=== Website and app data records ===
*** Block opens ***

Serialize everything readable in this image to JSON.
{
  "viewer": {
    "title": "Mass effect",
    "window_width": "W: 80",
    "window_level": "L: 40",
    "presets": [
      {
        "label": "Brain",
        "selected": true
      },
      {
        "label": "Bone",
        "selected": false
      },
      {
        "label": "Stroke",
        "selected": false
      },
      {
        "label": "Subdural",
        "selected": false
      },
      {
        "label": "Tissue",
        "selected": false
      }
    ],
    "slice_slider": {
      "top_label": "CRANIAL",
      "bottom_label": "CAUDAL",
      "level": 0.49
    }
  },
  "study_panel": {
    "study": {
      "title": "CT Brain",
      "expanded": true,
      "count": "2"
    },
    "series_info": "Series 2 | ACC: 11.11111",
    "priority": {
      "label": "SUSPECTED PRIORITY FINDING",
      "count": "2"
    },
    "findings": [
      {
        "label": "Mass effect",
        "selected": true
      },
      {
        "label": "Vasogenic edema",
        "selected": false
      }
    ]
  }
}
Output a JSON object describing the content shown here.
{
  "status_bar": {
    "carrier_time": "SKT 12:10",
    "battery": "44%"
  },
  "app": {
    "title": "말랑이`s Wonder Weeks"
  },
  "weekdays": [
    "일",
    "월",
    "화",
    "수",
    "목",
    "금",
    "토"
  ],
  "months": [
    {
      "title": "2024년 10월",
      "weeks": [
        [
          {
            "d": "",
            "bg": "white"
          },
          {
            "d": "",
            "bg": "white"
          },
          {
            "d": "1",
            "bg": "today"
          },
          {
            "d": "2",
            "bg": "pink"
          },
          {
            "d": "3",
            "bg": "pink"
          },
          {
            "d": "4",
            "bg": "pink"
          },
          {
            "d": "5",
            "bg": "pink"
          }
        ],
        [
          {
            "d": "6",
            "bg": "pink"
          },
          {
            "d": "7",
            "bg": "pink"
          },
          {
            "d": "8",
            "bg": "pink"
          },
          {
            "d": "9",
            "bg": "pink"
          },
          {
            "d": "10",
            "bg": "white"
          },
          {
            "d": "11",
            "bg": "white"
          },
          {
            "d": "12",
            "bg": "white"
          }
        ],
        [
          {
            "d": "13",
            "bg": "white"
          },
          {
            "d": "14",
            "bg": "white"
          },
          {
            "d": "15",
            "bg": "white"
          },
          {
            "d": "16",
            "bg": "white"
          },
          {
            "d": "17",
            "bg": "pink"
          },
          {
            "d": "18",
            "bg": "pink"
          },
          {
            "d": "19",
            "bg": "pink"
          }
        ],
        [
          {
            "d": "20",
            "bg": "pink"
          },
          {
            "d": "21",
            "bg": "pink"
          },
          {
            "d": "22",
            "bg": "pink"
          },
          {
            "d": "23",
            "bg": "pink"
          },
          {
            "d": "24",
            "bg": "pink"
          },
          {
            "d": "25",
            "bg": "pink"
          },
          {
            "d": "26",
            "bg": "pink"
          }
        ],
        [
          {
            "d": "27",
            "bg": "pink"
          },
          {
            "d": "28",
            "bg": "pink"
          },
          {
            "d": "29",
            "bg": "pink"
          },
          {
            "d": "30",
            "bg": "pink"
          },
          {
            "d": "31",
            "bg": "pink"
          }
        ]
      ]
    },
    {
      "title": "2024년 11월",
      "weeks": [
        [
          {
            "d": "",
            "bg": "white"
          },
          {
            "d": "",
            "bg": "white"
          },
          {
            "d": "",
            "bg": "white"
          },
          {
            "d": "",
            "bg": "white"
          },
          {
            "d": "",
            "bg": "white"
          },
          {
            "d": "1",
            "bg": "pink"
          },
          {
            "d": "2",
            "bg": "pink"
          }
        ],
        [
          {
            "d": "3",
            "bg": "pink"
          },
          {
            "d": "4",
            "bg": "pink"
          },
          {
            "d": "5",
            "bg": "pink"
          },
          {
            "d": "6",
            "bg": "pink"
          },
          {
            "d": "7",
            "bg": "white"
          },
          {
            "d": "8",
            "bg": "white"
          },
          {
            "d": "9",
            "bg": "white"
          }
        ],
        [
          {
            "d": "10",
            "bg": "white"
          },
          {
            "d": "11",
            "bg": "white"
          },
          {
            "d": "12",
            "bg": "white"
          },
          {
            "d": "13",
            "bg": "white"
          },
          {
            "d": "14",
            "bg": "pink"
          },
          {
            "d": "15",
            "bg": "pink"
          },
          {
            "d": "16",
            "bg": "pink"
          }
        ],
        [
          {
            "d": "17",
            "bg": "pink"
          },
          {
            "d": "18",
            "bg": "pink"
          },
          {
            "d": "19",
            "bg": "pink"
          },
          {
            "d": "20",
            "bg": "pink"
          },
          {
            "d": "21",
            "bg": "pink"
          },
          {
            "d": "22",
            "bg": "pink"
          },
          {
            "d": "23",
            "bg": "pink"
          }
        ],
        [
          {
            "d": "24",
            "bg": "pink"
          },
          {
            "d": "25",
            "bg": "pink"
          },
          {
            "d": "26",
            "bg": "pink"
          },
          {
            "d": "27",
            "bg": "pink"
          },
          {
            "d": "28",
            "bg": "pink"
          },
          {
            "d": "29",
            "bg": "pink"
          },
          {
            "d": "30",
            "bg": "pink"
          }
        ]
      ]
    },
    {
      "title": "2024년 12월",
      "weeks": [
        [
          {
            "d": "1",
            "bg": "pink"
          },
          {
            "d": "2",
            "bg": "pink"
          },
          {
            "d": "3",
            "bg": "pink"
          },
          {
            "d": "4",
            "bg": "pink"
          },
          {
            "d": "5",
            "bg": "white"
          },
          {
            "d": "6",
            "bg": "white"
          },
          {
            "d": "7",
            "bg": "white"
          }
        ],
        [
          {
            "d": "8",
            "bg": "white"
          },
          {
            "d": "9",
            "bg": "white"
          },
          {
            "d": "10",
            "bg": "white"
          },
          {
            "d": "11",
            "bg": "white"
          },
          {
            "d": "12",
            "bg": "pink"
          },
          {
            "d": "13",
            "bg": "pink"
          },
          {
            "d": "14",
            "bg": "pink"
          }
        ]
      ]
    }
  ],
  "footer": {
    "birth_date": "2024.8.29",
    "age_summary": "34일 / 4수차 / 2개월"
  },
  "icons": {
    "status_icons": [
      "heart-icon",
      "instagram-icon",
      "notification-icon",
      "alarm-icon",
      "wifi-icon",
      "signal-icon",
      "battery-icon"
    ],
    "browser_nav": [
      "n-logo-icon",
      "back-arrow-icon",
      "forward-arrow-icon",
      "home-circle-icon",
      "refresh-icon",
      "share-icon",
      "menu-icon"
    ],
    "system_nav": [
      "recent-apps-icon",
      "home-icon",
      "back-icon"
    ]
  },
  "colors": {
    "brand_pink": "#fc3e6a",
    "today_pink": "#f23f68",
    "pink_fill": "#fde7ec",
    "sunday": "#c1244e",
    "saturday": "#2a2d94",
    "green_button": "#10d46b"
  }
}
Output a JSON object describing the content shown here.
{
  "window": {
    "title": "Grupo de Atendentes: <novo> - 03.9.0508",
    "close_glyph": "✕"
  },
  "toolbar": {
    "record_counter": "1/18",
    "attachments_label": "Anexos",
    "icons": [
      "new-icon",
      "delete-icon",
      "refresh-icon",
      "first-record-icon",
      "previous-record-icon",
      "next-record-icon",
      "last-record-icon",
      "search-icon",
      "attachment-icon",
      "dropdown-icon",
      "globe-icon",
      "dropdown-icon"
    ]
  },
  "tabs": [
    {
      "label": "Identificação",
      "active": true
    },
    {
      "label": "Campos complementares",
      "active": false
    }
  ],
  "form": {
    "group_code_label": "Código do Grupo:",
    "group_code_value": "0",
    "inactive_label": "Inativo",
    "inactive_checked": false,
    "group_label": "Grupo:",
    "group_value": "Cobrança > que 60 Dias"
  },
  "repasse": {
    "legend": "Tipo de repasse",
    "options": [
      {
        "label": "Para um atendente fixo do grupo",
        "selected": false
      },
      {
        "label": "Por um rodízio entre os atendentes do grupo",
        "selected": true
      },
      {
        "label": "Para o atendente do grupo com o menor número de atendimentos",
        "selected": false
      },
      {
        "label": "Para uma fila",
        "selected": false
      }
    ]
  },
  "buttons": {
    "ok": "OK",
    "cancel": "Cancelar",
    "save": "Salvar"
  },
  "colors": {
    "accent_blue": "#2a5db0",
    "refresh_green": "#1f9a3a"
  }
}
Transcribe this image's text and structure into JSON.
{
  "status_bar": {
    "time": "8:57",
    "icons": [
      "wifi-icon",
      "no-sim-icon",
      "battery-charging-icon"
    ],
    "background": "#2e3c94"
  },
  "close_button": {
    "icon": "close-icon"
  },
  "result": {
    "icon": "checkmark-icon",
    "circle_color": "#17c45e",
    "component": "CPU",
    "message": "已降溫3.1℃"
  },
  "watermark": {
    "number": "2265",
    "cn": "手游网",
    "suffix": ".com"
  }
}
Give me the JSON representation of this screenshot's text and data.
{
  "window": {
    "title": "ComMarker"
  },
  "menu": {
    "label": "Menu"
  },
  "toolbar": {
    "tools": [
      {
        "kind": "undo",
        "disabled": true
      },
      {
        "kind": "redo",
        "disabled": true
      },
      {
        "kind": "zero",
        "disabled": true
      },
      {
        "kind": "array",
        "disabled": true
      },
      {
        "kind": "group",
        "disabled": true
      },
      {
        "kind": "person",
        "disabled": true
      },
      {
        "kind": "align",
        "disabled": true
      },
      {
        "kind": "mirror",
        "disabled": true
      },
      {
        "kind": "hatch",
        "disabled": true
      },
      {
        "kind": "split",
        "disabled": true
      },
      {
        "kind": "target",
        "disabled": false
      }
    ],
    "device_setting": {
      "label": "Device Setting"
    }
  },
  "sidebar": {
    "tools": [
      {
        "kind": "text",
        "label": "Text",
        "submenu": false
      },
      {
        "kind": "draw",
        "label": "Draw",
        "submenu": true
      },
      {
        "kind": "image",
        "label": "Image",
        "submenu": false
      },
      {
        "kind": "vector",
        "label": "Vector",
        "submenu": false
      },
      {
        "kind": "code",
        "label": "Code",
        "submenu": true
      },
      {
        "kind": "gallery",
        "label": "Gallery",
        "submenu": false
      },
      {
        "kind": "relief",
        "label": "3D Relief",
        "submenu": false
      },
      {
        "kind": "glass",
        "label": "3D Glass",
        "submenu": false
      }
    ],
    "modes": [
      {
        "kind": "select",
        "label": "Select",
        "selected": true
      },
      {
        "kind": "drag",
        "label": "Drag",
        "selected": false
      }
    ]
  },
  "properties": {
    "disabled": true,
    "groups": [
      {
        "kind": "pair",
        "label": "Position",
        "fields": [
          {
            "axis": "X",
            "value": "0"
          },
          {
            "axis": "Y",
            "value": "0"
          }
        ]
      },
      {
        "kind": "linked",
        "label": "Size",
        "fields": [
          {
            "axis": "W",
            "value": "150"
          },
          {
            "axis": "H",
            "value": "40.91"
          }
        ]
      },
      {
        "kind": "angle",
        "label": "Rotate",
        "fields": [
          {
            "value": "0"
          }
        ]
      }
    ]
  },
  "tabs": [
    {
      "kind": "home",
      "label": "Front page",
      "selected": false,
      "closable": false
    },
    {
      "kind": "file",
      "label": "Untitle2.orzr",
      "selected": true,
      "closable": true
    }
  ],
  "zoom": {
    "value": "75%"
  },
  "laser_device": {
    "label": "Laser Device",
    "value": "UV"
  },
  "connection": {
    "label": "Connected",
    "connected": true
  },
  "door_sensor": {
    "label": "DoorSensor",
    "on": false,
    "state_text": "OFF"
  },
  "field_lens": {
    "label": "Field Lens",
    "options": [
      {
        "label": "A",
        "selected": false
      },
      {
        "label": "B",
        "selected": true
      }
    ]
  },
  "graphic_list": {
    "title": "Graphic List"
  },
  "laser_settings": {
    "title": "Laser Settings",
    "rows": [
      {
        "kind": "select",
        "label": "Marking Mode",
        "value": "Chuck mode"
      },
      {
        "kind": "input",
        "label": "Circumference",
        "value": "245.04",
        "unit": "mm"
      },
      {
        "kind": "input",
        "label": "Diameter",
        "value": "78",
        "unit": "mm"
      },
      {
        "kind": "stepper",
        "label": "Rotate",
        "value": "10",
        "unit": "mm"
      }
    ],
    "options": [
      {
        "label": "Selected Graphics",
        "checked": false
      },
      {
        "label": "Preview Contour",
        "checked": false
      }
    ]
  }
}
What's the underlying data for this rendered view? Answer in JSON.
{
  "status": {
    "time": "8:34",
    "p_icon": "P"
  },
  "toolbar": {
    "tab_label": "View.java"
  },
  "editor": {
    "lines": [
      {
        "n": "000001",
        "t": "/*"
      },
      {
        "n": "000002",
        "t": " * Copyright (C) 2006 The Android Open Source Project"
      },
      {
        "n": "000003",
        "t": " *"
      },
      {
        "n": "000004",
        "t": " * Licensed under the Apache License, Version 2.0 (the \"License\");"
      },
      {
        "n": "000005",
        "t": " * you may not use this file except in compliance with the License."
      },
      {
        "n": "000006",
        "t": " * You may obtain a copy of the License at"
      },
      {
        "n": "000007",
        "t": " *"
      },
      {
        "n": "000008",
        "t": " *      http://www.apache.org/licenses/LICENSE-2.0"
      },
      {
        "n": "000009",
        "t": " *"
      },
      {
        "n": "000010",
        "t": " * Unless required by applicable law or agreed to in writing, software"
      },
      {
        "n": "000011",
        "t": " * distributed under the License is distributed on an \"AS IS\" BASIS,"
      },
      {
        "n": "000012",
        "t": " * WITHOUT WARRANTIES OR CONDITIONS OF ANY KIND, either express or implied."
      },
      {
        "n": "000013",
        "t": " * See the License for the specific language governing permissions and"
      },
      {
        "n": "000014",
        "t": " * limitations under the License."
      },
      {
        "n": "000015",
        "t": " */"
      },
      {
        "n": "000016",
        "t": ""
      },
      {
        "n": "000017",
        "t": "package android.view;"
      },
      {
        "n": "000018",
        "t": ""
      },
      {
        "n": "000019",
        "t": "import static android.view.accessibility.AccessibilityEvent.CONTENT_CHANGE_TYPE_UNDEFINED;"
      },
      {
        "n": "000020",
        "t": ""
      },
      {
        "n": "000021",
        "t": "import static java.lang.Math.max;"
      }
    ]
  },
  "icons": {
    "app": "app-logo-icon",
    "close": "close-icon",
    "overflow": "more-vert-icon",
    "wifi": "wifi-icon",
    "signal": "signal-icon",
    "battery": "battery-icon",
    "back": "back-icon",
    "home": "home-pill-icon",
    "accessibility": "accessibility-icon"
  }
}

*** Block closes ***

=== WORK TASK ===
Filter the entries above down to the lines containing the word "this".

=== RESPONSE BOX ===
Serialize everything readable in this image to JSON.
Transcribe this image's text and structure into JSON.
Give me the JSON representation of this screenshot's text and data.
What's the underlying data for this rendered view? Answer in JSON.
        "t": " * you may not use this file except in compliance with the License."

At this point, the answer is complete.